Carlson is "right leaning" or "conservative" and often at odds with what he terms Seattle's "liberal elite." He believes that the left leaning political trends that permeate much of urban Seattle are too tolerant of high taxation and criminal behavior.
Carlson graduated in 1981 with a bachelor's degree in Political Science Honors Program at the University of Washington. In late 1999 he was listed as one of the university's one hundred "Alumni of the Century". In 2008 the UW's alumni magazine listed him as one of its "Wondrous 100" living alumni.
After a brief stint in the Reagan Administration in ’81-’82, Carlson served as Communications Director for Republican Washington State Chairman Jennifer Dunn.
Carlson also became a KIRO-TV commentator on the evening news, doing a debate segment with local liberal historian Walt Crowley. His newspaper column began in 1990 and continues today.
In 1993 Carlson shifted from TV to radio, taking the afternoon drive-time slot on KVI. Several times he was listed in Talkers Magazine as one of America's 100 leading talk radio hosts. He currently co-hosts a daily program with television commentator Ken Schram from KOMO-TV.
On June 2, 2011, on the 9 am to noon broadcast of his singular news/talk effort on KOMO 1000 AM radio, among various topics Carlson stood steadfastly by his claim of an emerging scandal involving Anthony Weiner, D-NY, as involves allegations raised by Andrew Breitbart.
In 1993, Carlson co-authored and led the drive for a new anti-crime initiative he called "Three Strikes You're Out", which began putting three-time violent criminals in prison for life. The initiative soon spread to California and several other states. Two years later, Carlson and his partner on "Three Strikes", David Lacourse, passed another initiative called "Hard Time for Armed Crime", which increased sentences for felons caught using or possessing weapons.
In 1998, State Representative Scott Smith and conservative activist Tim Eyman launched Initiative 200, which attempted to prohibit affirmative action preferences. The campaign was soon handed over to Carlson. Within three months, the initiative received enough signatures to qualify for the ballot, and in November 1998, voters approved it overwhelmingly, 58%-42% partly due to its manipulative language. "(1) The state shall not discriminate against, or grant preferential treatment to, any individual or group on the basis of race, sex, color, ethnicity, or national origin in the operation of public employment, public education, or public contracting."
In 2000, Carlson ran for Governor against popular incumbent Gary Locke. He won the Republican primary against State Senator Harold Hochstedder, but lost the general election to Locke.
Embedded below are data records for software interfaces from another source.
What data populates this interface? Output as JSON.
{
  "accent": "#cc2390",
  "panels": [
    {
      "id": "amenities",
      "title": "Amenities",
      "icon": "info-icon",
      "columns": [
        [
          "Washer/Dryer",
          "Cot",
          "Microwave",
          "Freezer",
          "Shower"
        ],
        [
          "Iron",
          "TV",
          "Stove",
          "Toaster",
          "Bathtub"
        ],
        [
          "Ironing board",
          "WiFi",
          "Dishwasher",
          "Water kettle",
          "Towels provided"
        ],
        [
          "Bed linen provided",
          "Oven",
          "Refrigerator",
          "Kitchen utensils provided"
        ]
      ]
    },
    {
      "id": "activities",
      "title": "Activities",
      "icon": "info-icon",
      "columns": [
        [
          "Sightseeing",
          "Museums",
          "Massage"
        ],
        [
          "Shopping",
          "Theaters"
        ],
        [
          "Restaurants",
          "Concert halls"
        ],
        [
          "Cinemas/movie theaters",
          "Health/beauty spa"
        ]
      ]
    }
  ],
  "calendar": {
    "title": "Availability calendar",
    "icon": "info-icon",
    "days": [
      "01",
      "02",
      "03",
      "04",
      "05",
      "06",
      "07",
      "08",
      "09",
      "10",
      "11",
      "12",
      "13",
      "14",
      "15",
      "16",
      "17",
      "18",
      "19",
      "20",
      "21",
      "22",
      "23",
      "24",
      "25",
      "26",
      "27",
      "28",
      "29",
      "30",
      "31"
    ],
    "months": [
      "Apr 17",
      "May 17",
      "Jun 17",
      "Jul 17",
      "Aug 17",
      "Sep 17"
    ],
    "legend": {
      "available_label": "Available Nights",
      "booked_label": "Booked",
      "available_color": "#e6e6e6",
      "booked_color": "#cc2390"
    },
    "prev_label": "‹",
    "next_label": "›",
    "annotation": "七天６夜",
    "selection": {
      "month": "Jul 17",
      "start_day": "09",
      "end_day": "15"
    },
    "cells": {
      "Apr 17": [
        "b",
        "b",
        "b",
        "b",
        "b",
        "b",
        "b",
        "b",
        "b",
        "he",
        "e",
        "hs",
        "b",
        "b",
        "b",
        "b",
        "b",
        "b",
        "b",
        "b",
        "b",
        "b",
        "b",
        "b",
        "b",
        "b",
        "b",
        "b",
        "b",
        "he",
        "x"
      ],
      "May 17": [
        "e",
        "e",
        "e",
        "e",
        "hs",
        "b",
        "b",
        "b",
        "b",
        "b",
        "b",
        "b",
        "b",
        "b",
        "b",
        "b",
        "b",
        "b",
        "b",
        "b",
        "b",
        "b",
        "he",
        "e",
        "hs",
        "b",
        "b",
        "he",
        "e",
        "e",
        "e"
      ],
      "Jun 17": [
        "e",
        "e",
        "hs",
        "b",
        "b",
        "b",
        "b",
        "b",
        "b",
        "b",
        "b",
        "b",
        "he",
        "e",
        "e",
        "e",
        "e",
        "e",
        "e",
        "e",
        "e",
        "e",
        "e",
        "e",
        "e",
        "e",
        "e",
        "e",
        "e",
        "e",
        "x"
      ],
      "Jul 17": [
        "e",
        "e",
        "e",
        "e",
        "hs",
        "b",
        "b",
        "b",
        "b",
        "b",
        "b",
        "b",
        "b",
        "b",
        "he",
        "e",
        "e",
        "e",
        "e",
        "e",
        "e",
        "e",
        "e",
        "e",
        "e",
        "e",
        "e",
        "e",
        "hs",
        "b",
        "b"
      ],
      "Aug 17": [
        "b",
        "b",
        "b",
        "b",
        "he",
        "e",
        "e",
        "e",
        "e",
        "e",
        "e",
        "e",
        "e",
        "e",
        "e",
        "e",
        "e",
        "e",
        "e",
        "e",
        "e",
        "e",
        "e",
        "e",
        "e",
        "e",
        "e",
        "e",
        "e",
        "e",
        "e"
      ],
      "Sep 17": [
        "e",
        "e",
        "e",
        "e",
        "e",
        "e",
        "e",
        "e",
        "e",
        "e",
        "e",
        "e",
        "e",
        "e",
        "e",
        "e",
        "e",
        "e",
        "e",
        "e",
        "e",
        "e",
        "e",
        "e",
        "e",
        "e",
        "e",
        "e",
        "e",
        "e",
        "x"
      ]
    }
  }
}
Washington has not elected a Republican Governor since 1980.
In 2005, Carlson and KVI morning host Kirby Wilbur encouraged listeners to support initiative 912 to roll back a nine-cent a gallon increase in the state fuel tax. The initiative gathered 420,000 signatures in 33 days but failed to pass at the polls in November. Chris Wickham (a Thurston County, Washington, Superior Court Judge) ruled that the comments and activities by Carlson and Wilbur on behalf of the initiative were in-kind contributions that must be reported to the Public Disclosure Commission. The ruling was later overturned unanimously by the Washington State Supreme Court.
Carlson's articles appear on Crosscut.com, The Seattle Times and his own website, JohnCarlson.com. He maintains both Facebook and Twitter accounts (@KVIJohnCarlson).
Carlson rides Indian motorcycles. He has climbed Mt. Rainier three times to benefit the Fred Hutchinson Cancer Research Center's Climb to Fight Breast Cancer. He has served on several charity and civic boards. He is married with two sons and lives in Bellevue, Washington, a Seattle suburb.